The MiWaveS testbed addresses these challenges by integrating different real time configurable beam steering antennas for backhaul and access link applications, real time configurable RF transceivers for transmission at 60 GHz and 70 GHz with a base band unit which supports prototyping of real time physical layer signal processing and higher layer protocols on FPGA and real time controller based hardware.
In this contribution we will focus on lessons learned from a prototyping perspective in particular with regard to integrating a complete system, comprising adaptive antennas, RF transceivers, physical layers and higher layers. Particular attention is paid to signal processing challenges, for instance with respect to parallel processing or coping with RF impairments in mmWave bands.

IP-9: TCRM: An Artificial Intelligent based Resource Management Framework for Telco Cloud

  • Pengcheng Tang, Huawei Technology Co., Ltd., China
  • Wei Zhou, Huawei Technology Co., Ltd., China
  • Han Zhou, Huawei Technology Co., Ltd., China
  • Weihua Hu, Huawei Technology Co., Ltd., China
  • Hua Huang, Huawei Technology Co., Ltd., China
Telco Cloud Resource Management (TCRM) is an algorithm centric framework that leverages the power of Network Function Virtualization (NFV) and enhances telecom operators’ availability of service, efficiency of resource, and flexibility of applications. The TCRM takes advantage of four key components: Cloud Modeling Language, Real-time Data Analysis and KPI Evaluation Tools, Algorithm Plugins, and Algorithm Scheduling Engine. A first preliminary prototype of TCRM concept is demonstrated with two use cases to show capacity prediction in planning stage and elastic scaling in running stage.

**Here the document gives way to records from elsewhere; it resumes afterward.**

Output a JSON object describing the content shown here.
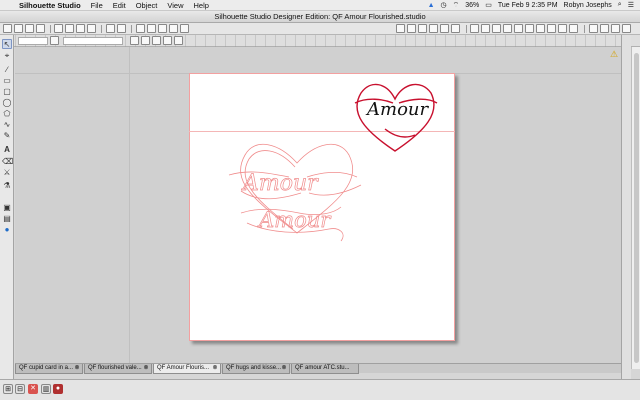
{
  "menubar": {
    "apple": "",
    "app_name": "Silhouette Studio",
    "items": [
      "File",
      "Edit",
      "Object",
      "View",
      "Help"
    ],
    "battery": "36%",
    "clock": "Tue Feb 9  2:35 PM",
    "user": "Robyn Josephs"
  },
  "window": {
    "title": "Silhouette Studio Designer Edition: QF Amour Flourished.studio"
  },
  "canvas": {
    "text_outline_1": "Amour",
    "text_outline_2": "Amour",
    "text_filled": "Amour",
    "colors": {
      "outline": "#f08c8c",
      "heart_red": "#c8102e",
      "text_dark": "#111111"
    }
  },
  "tabs": [
    {
      "label": "QF cupid card in a..."
    },
    {
      "label": "QF flourished vale..."
    },
    {
      "label": "QF Amour Flouris...",
      "active": true
    },
    {
      "label": "QF hugs and kisse..."
    },
    {
      "label": "QF amour ATC.stu..."
    }
  ],
  "icons": {
    "warning": "⚠",
    "close": "⊗"
  }
}
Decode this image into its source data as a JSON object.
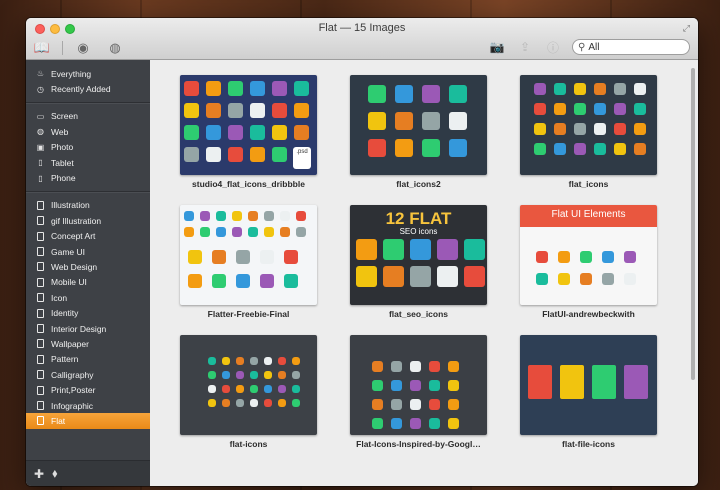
{
  "window": {
    "title": "Flat — 15 Images"
  },
  "toolbar": {
    "buttons": [
      {
        "icon": "book-icon",
        "glyph": "📖",
        "active": true
      },
      {
        "icon": "rss-icon",
        "glyph": "◉",
        "active": false
      },
      {
        "icon": "globe-icon",
        "glyph": "◍",
        "active": false
      }
    ],
    "right_icons": [
      {
        "icon": "camera-icon",
        "glyph": "📷",
        "enabled": true
      },
      {
        "icon": "share-icon",
        "glyph": "⇪",
        "enabled": false
      },
      {
        "icon": "info-icon",
        "glyph": "ⓘ",
        "enabled": false
      }
    ],
    "search": {
      "value": "All",
      "glyph": "⚲"
    }
  },
  "sidebar": {
    "groups": [
      {
        "items": [
          {
            "label": "Everything",
            "icon": "flame-icon",
            "glyph": "♨"
          },
          {
            "label": "Recently Added",
            "icon": "clock-icon",
            "glyph": "◷"
          }
        ]
      },
      {
        "items": [
          {
            "label": "Screen",
            "icon": "monitor-icon",
            "glyph": "▭"
          },
          {
            "label": "Web",
            "icon": "globe-icon",
            "glyph": "◍"
          },
          {
            "label": "Photo",
            "icon": "camera-icon",
            "glyph": "▣"
          },
          {
            "label": "Tablet",
            "icon": "tablet-icon",
            "glyph": "▯"
          },
          {
            "label": "Phone",
            "icon": "phone-icon",
            "glyph": "▯"
          }
        ]
      },
      {
        "items": [
          {
            "label": "Illustration",
            "icon": "document-icon"
          },
          {
            "label": "gif Illustration",
            "icon": "document-icon"
          },
          {
            "label": "Concept Art",
            "icon": "document-icon"
          },
          {
            "label": "Game UI",
            "icon": "document-icon"
          },
          {
            "label": "Web Design",
            "icon": "document-icon"
          },
          {
            "label": "Mobile UI",
            "icon": "document-icon"
          },
          {
            "label": "Icon",
            "icon": "document-icon"
          },
          {
            "label": "Identity",
            "icon": "document-icon"
          },
          {
            "label": "Interior Design",
            "icon": "document-icon"
          },
          {
            "label": "Wallpaper",
            "icon": "document-icon"
          },
          {
            "label": "Pattern",
            "icon": "document-icon"
          },
          {
            "label": "Calligraphy",
            "icon": "document-icon"
          },
          {
            "label": "Print,Poster",
            "icon": "document-icon"
          },
          {
            "label": "Infographic",
            "icon": "document-icon"
          },
          {
            "label": "Flat",
            "icon": "document-icon",
            "selected": true
          }
        ]
      }
    ],
    "bottom": {
      "add_glyph": "✚",
      "tag_glyph": "⬧"
    }
  },
  "colors": {
    "accent": "#f0941e",
    "sidebar": "#3e4146",
    "content": "#ededed"
  },
  "images": [
    {
      "caption": "studio4_flat_icons_dribbble",
      "bg": "#2b3a6b",
      "style": "iso",
      "badge": ".psd"
    },
    {
      "caption": "flat_icons2",
      "bg": "#2f3a46",
      "style": "icons2"
    },
    {
      "caption": "flat_icons",
      "bg": "#2f3a46",
      "style": "icons"
    },
    {
      "caption": "Flatter-Freebie-Final",
      "bg": "#f4f6f8",
      "style": "flatter"
    },
    {
      "caption": "flat_seo_icons",
      "bg": "#2d3035",
      "style": "seo",
      "headline": "12 FLAT",
      "sub": "SEO icons"
    },
    {
      "caption": "FlatUI-andrewbeckwith",
      "bg": "#f7f7f7",
      "style": "flatui",
      "headline": "Flat UI Elements"
    },
    {
      "caption": "flat-icons",
      "bg": "#3d4147",
      "style": "icons3"
    },
    {
      "caption": "Flat-Icons-Inspired-by-Googl…",
      "bg": "#3b3f45",
      "style": "google"
    },
    {
      "caption": "flat-file-icons",
      "bg": "#2e3f55",
      "style": "files"
    }
  ]
}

IP-10: The Internet of Sharks - know what's in the water before diving in...

  • Michael Barkway, TTP, United Kingdom of Great Britain and Northern Ireland
The vision of the IoT world is that every Thing is connected and discoverable from its own IP address, sharing information freely. But will the future really be like this? There are good reasons to think that it won’t. This presentation analyses the nature of the IoT and sets out some of the challenges and opportunities for the next phase of its deployment.
In the IoT, each Thing carries a finite cost to establish the device and a maintenance cost to resolve and maintain its connection. For the IoT, the cost model is many-to-many and the issue of who pays makes a pivotal difference. If the information is expensive to collect, then anything that adds to the cost is unlikely to be sustainable, and the data that’s collected is unlikely to be shared.
This presentation will show that putting a device on the Internet and sharing information freely will not be the prevalent model. Instead, applications will be driven by cost of ownership and who is able to harvest the data they produce. In this more complex version of the IoT, it’s important to know what’s in the water before diving in...